• [Given records]
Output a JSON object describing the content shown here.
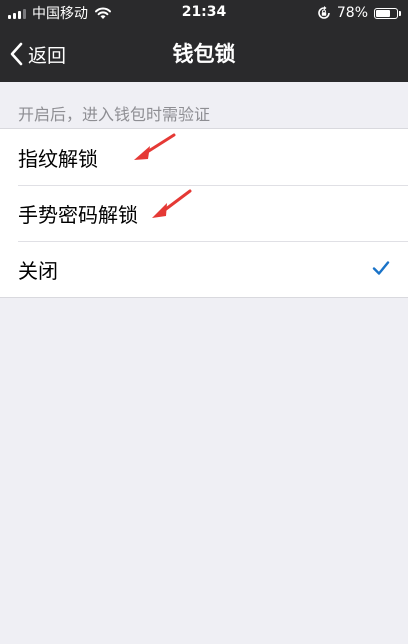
{
  "status_bar": {
    "carrier": "中国移动",
    "time": "21:34",
    "battery": "78%",
    "battery_level": 0.78,
    "icons": [
      "signal-icon",
      "wifi-icon",
      "rotation-lock-icon",
      "battery-icon"
    ]
  },
  "nav": {
    "back_label": "返回",
    "title": "钱包锁"
  },
  "section": {
    "header": "开启后，进入钱包时需验证"
  },
  "options": [
    {
      "label": "指纹解锁",
      "selected": false
    },
    {
      "label": "手势密码解锁",
      "selected": false
    },
    {
      "label": "关闭",
      "selected": true
    }
  ],
  "colors": {
    "bar_background": "#2a2a2c",
    "page_background": "#efeff4",
    "checkmark": "#1a73c8",
    "annotation_arrow": "#e53935"
  }
}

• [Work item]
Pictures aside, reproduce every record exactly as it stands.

• [Answer below]
Output a JSON object describing the content shown here.
{
  "status_bar": {
    "carrier": "中国移动",
    "time": "21:34",
    "battery": "78%",
    "battery_level": 0.78,
    "icons": [
      "signal-icon",
      "wifi-icon",
      "rotation-lock-icon",
      "battery-icon"
    ]
  },
  "nav": {
    "back_label": "返回",
    "title": "钱包锁"
  },
  "section": {
    "header": "开启后，进入钱包时需验证"
  },
  "options": [
    {
      "label": "指纹解锁",
      "selected": false
    },
    {
      "label": "手势密码解锁",
      "selected": false
    },
    {
      "label": "关闭",
      "selected": true
    }
  ],
  "colors": {
    "bar_background": "#2a2a2c",
    "page_background": "#efeff4",
    "checkmark": "#1a73c8",
    "annotation_arrow": "#e53935"
  }
}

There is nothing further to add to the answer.